Daar stopped, his gaze lifted to the ceiling but focused inwardly in thought. "I should probably send ya back about ten years after the Highlanders disappeared."
"I'm not getting your book, old man."
Daar leveled his crystal-clear blue eyes on Robbie. "Ya have no choice," he softly told him. "Not if ya want your family to stay intact. Tomorrow at sunset on the summit," he said, turning and walking out the door.
Robbie stood rooted in place for several seconds, then rushed out onto the porch. "Why me?" he asked the retreating priest. "Why not Greylen or my father or Morgan? They know that time, the ways of the people, and the terrain."
Daar stopped in the middle of the driveway and turned to face him. "Though still vital men, they're too old, Robbie," he said. "I'm needing a powerful warrior in his prime. Someone strong and cunning and capable, who can be lethal if need be."
"What about Callum's son? Or one of Morgan's boys?"
Daar shook his head. "Their strengths run to business, not warring. MacBain raised you as a guardian. He understood your calling and prepared you well." Daar shot him a crooked grin. "I'm thinking your short career as a modern soldier may also prove helpful, though you won't be able to take any modern weapons with you."
"It's a moot point, because I am not going."

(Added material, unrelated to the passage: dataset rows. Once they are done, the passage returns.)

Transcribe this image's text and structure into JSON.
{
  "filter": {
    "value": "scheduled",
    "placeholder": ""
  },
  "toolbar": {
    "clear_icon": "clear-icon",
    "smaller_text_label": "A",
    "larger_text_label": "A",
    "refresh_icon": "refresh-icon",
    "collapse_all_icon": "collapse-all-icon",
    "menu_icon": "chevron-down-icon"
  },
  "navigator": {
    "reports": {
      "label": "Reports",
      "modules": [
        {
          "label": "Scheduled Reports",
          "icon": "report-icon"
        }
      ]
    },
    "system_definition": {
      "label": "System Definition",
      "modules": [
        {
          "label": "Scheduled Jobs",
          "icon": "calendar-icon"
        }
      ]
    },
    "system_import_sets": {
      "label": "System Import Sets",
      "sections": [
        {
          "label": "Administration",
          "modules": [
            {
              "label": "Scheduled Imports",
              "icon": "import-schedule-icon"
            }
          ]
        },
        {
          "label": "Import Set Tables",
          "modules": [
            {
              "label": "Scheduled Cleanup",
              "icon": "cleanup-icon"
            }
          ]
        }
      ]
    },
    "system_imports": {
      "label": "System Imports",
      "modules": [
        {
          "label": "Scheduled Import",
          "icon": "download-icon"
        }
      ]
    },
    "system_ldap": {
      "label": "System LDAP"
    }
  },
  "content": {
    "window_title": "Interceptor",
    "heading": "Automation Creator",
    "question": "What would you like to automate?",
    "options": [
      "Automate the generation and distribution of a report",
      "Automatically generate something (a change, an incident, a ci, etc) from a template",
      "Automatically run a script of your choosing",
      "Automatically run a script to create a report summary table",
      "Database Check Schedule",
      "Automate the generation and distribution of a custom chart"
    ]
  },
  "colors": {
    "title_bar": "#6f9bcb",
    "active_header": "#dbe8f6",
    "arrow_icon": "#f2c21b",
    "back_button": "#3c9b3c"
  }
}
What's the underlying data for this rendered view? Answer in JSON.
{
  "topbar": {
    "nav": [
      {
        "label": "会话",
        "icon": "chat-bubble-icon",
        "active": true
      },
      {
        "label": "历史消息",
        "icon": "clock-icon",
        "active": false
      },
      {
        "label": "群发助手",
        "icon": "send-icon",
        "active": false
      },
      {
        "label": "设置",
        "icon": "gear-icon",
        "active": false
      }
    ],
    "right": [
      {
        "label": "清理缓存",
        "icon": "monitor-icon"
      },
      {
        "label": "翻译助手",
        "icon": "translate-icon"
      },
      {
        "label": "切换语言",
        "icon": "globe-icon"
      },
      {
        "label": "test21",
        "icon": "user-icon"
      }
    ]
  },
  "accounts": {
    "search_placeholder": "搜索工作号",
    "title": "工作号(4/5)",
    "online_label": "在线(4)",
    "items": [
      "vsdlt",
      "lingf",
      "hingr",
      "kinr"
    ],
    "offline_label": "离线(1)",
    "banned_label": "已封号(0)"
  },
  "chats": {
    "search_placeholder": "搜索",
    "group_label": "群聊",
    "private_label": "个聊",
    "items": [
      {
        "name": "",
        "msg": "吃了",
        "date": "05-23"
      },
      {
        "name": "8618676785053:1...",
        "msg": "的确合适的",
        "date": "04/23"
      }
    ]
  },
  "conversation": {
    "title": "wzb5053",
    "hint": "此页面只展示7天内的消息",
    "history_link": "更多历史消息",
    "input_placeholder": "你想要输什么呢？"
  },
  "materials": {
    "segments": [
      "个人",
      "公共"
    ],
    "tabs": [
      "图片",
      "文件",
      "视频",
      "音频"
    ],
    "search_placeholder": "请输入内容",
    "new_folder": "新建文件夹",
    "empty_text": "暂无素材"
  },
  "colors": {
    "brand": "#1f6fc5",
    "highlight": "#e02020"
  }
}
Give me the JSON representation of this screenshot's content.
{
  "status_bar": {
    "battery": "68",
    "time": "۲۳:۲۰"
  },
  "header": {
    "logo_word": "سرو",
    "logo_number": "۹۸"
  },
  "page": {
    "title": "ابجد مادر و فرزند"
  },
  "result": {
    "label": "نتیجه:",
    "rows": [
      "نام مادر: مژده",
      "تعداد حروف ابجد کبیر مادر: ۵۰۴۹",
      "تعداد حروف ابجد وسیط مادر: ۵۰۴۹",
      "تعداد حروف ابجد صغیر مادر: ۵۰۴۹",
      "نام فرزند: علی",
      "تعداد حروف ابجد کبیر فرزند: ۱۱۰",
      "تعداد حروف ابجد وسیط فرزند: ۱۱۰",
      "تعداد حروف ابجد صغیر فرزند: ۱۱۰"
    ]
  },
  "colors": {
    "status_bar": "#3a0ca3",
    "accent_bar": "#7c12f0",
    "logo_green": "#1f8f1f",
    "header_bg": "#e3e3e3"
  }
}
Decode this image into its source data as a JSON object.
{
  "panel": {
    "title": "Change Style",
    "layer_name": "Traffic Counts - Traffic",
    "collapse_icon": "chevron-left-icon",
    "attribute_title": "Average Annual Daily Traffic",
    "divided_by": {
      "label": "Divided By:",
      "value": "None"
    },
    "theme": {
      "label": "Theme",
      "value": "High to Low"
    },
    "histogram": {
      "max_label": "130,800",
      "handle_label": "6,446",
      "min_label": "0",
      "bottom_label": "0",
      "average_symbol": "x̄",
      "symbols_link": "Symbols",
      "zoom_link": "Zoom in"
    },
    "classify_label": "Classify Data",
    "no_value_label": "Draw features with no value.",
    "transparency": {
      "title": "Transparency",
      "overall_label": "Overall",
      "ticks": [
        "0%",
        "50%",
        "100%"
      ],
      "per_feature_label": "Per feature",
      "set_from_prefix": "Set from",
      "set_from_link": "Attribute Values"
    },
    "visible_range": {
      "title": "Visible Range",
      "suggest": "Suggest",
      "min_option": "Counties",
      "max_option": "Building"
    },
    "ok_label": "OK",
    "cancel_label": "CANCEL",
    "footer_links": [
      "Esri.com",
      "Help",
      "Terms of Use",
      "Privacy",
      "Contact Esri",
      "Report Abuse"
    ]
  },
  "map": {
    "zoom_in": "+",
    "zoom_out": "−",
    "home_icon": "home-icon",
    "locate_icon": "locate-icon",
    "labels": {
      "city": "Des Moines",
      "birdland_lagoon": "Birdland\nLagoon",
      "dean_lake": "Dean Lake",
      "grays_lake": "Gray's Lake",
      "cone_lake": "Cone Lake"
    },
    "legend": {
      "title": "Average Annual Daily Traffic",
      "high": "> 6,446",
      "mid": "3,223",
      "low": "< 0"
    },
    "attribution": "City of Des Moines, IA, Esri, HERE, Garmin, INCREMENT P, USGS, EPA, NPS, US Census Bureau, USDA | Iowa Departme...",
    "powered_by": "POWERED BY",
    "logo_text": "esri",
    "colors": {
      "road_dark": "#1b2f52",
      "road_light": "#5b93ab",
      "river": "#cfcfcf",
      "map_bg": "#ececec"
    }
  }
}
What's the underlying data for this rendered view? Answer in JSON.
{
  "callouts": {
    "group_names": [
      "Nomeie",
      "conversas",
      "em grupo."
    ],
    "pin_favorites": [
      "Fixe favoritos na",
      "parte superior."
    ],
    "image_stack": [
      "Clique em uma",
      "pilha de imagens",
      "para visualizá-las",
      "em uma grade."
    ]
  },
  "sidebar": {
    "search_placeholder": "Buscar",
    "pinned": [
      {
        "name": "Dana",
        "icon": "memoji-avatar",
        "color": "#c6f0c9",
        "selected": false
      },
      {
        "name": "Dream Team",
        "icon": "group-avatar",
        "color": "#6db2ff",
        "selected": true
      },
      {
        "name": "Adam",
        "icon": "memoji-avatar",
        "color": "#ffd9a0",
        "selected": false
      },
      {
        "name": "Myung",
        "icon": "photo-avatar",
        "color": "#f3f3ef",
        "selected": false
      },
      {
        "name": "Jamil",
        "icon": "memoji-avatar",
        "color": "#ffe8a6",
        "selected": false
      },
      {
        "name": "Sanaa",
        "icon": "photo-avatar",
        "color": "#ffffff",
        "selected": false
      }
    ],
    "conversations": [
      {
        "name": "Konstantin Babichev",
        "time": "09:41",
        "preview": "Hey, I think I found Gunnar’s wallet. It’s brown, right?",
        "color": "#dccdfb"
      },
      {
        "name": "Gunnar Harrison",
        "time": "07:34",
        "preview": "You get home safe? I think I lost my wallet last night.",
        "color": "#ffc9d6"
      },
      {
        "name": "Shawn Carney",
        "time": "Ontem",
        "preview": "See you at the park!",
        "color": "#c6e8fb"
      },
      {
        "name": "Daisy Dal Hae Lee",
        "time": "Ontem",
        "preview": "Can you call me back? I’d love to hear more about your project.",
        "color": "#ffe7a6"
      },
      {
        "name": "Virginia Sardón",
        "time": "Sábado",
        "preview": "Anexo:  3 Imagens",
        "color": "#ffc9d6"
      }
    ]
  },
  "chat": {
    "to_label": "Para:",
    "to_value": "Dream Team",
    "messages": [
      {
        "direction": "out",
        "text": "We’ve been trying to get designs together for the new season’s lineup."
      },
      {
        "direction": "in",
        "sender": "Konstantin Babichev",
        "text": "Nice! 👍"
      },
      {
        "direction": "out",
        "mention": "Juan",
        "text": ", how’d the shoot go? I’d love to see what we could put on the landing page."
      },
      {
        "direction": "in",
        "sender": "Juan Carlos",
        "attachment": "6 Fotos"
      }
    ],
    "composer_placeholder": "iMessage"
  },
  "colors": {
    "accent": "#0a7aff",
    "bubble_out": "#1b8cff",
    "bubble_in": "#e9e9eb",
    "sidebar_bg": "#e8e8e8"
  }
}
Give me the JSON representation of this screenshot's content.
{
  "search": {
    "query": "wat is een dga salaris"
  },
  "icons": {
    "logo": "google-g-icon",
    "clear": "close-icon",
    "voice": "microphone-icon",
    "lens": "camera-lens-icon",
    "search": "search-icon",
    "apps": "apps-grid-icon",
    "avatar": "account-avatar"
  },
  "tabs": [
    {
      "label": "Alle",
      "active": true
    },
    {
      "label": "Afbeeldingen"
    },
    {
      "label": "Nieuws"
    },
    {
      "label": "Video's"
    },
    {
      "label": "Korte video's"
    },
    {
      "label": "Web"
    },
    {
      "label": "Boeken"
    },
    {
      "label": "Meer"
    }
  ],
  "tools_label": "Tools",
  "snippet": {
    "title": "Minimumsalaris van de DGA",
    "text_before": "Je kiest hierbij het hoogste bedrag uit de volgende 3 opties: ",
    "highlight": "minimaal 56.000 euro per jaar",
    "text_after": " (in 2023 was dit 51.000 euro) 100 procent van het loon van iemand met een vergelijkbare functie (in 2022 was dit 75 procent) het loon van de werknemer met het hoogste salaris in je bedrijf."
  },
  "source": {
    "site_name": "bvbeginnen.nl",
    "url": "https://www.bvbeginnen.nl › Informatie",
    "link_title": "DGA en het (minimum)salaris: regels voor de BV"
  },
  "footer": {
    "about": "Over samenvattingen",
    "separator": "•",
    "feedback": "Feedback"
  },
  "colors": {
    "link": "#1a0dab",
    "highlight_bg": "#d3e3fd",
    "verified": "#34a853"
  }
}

"Then I suggest ya enjoy what little time ya have left with your papa and uncles," Daar said, turning away and walking into the woods.
Copyright © 2001 by Janet Chapman